The Bloomsbury Group was a loose network of artists, writers, and intellectuals who lived, worked or studied in Bloomsbury in London. Comprised of Thoby Stephen, Adrian Stephen, Virginia Woolf, Vanessa Bell, Duncan Grant, Roger Fry, Leonard Woolf, Lytton Strechey, Desmond MacCarthy, Clive Bell, Maynard Keynes, E.M. Forster and Saxon Sydney-Turner, the Bloomsbury Group contributed greatly to 20th Century modernist aesthetics and culture. Not only was the Bloomsbury Group instrumental in the development of modernist art and ideas, but also in their experiments with gender and sexuality. In the introduction to their anthology Queer Bloomsbury, Helt and Detloff write, “the ‘queer’ of Queer Bloomsbury was ‘produced through embodied social practice’ that was dynamic and generative of new norms that members of the group took to the other spaces in which they lived and worked.” (Queer Bloomsbury p.3) These personal lives of the Bloomsbury Group were not quirky biological sidenotes, but rather “forms a core value of Bloomsbury life and culture. Sexual intimacy between friends of either gender was not only accepted, but understood as a rich source of intellectual, artistic and philosophical affinity among the group.” (p.3)
Refusing to separate Bloomsbury art and thought from the life of the Group, Queer Bloomsbury offers queer readings of writers like Virginia Woolf, Lytton Strachey, and E. M. Forster; artist and designers like Duncan Grant and Dora Carrington; philosophers like G.E. Moore, Bertrand Russell and Ludwig Wittgenstein; and economists like John Maynard Keynes.

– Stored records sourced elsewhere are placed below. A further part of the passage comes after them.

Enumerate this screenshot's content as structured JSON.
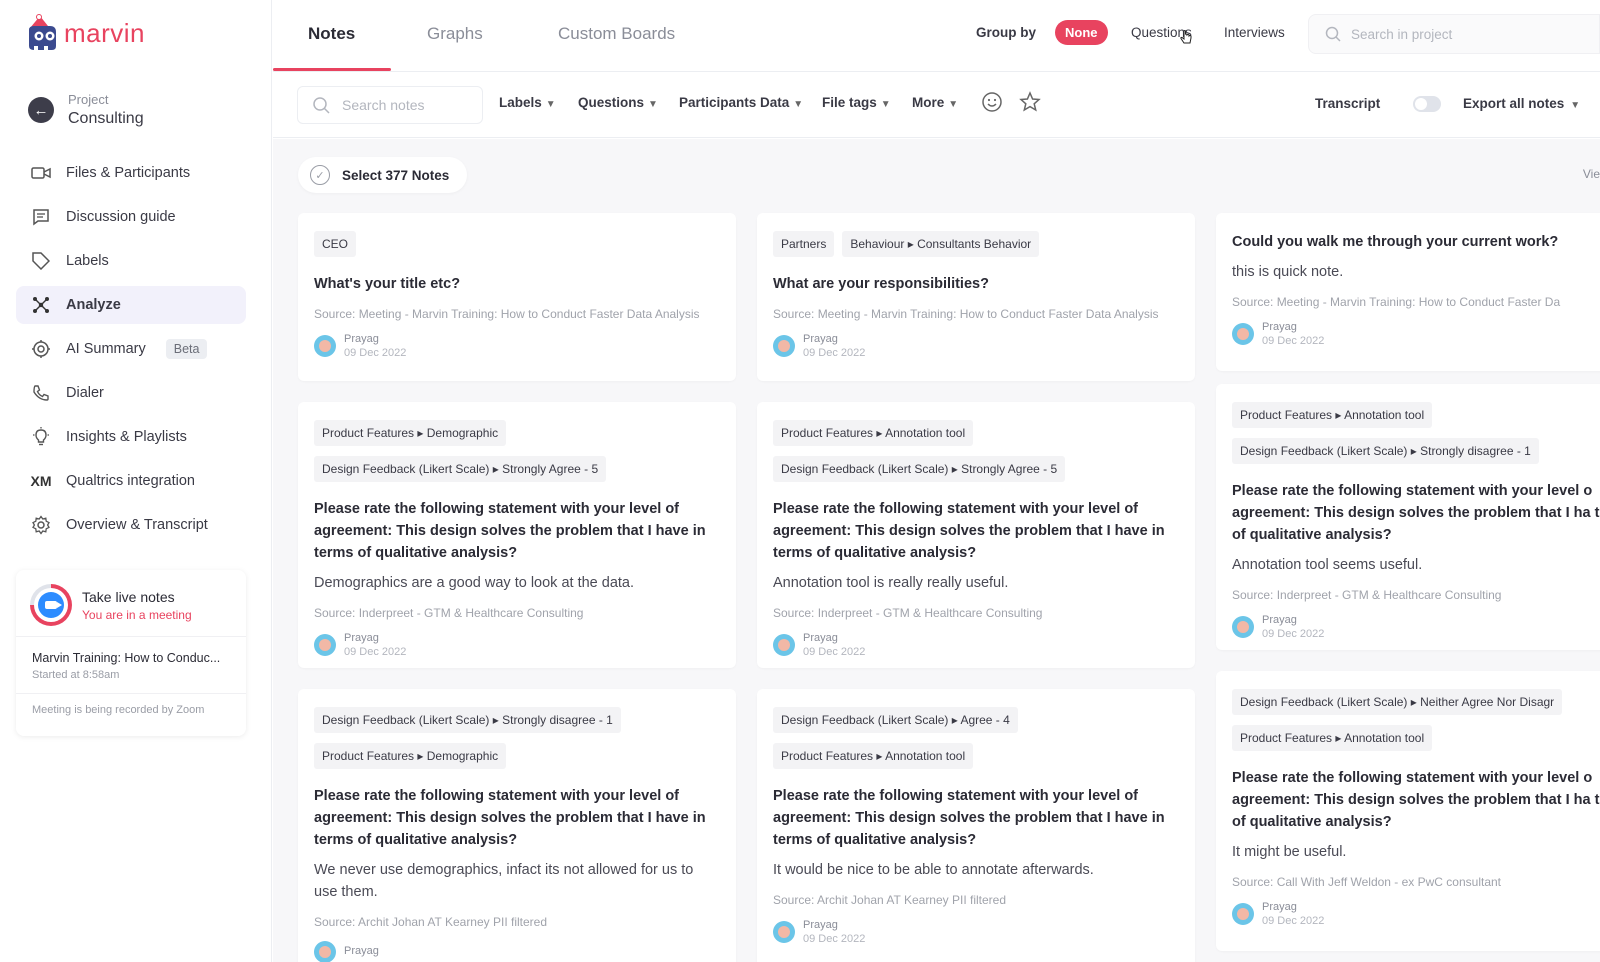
{
  "app": {
    "brand": "marvin",
    "brand_color": "#e8435f"
  },
  "sidebar": {
    "project_label": "Project",
    "project_name": "Consulting",
    "items": [
      {
        "label": "Files & Participants",
        "icon": "video-icon"
      },
      {
        "label": "Discussion guide",
        "icon": "chat-icon"
      },
      {
        "label": "Labels",
        "icon": "label-icon"
      },
      {
        "label": "Analyze",
        "icon": "analyze-icon",
        "active": true
      },
      {
        "label": "AI Summary",
        "icon": "ai-icon",
        "badge": "Beta"
      },
      {
        "label": "Dialer",
        "icon": "phone-icon"
      },
      {
        "label": "Insights & Playlists",
        "icon": "bulb-icon"
      },
      {
        "label": "Qualtrics integration",
        "icon": "xm-icon"
      },
      {
        "label": "Overview & Transcript",
        "icon": "gear-icon"
      }
    ],
    "live": {
      "title": "Take live notes",
      "subtitle": "You are in a meeting",
      "meeting": "Marvin Training: How to Conduc...",
      "started": "Started at 8:58am",
      "recorded": "Meeting is being recorded by Zoom"
    }
  },
  "topbar": {
    "tabs": [
      "Notes",
      "Graphs",
      "Custom Boards"
    ],
    "group_by_label": "Group by",
    "group_options": [
      "None",
      "Questions",
      "Interviews"
    ],
    "search_placeholder": "Search in project"
  },
  "filterbar": {
    "search_placeholder": "Search notes",
    "filters": [
      "Labels",
      "Questions",
      "Participants Data",
      "File tags",
      "More"
    ],
    "transcript_label": "Transcript",
    "export_label": "Export all notes"
  },
  "content": {
    "select_label": "Select 377 Notes",
    "view_label": "Vie"
  },
  "cards": [
    {
      "tags": [
        [
          "CEO"
        ]
      ],
      "question": "What's your title etc?",
      "answer": "",
      "source": "Source: Meeting - Marvin Training: How to Conduct Faster Data Analysis",
      "author": "Prayag",
      "date": "09 Dec 2022"
    },
    {
      "tags": [
        [
          "Partners",
          "Behaviour ▸ Consultants Behavior"
        ]
      ],
      "question": "What are your responsibilities?",
      "answer": "",
      "source": "Source: Meeting - Marvin Training: How to Conduct Faster Data Analysis",
      "author": "Prayag",
      "date": "09 Dec 2022"
    },
    {
      "tags": [],
      "question": "Could you walk me through your current work?",
      "answer": "this is quick note.",
      "source": "Source: Meeting - Marvin Training: How to Conduct Faster Da",
      "author": "Prayag",
      "date": "09 Dec 2022"
    },
    {
      "tags": [
        [
          "Product Features ▸ Demographic"
        ],
        [
          "Design Feedback (Likert Scale) ▸ Strongly Agree - 5"
        ]
      ],
      "question": "Please rate the following statement with your level of agreement: This design solves the problem that I have in terms of qualitative analysis?",
      "answer": "Demographics are a good way to look at the data.",
      "source": "Source: Inderpreet - GTM & Healthcare Consulting",
      "author": "Prayag",
      "date": "09 Dec 2022"
    },
    {
      "tags": [
        [
          "Product Features ▸ Annotation tool"
        ],
        [
          "Design Feedback (Likert Scale) ▸ Strongly Agree - 5"
        ]
      ],
      "question": "Please rate the following statement with your level of agreement: This design solves the problem that I have in terms of qualitative analysis?",
      "answer": "Annotation tool is really really useful.",
      "source": "Source: Inderpreet - GTM & Healthcare Consulting",
      "author": "Prayag",
      "date": "09 Dec 2022"
    },
    {
      "tags": [
        [
          "Product Features ▸ Annotation tool"
        ],
        [
          "Design Feedback (Likert Scale) ▸ Strongly disagree - 1"
        ]
      ],
      "question": "Please rate the following statement with your level o agreement: This design solves the problem that I ha terms of qualitative analysis?",
      "answer": "Annotation tool seems useful.",
      "source": "Source: Inderpreet - GTM & Healthcare Consulting",
      "author": "Prayag",
      "date": "09 Dec 2022"
    },
    {
      "tags": [
        [
          "Design Feedback (Likert Scale) ▸ Strongly disagree - 1"
        ],
        [
          "Product Features ▸ Demographic"
        ]
      ],
      "question": "Please rate the following statement with your level of agreement: This design solves the problem that I have in terms of qualitative analysis?",
      "answer": "We never use demographics, infact its not allowed for us to use them.",
      "source": "Source: Archit Johan AT Kearney PII filtered",
      "author": "Prayag",
      "date": ""
    },
    {
      "tags": [
        [
          "Design Feedback (Likert Scale) ▸ Agree - 4"
        ],
        [
          "Product Features ▸ Annotation tool"
        ]
      ],
      "question": "Please rate the following statement with your level of agreement: This design solves the problem that I have in terms of qualitative analysis?",
      "answer": "It would be nice to be able to annotate afterwards.",
      "source": "Source: Archit Johan AT Kearney PII filtered",
      "author": "Prayag",
      "date": "09 Dec 2022"
    },
    {
      "tags": [
        [
          "Design Feedback (Likert Scale) ▸ Neither Agree Nor Disagr"
        ],
        [
          "Product Features ▸ Annotation tool"
        ]
      ],
      "question": "Please rate the following statement with your level o agreement: This design solves the problem that I ha terms of qualitative analysis?",
      "answer": "It might be useful.",
      "source": "Source: Call With Jeff Weldon - ex PwC consultant",
      "author": "Prayag",
      "date": "09 Dec 2022"
    }
  ]
}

In this session we will be talking to Madelyn Detloff (Department of English, Miami University) about the relationship between queer theory and the Bloomsbury Group. Drawing upon her co-edited volume Queer Bloomsbury, and her other books such as The Value of Virginia Woolf, and The Persistence of Modernism: Loss and Mourning in the Twentieth Century, we will explore themes of politics, modernism, radical art and literature, trauma, gender and sexuality.
This session was recorded as part of the Exploding Appendix Avant-garde Art Practice and Research Group on the 10th August 2021. If you would like to be involved in future sessions send me a message at explodingappendix [at] gmail.com.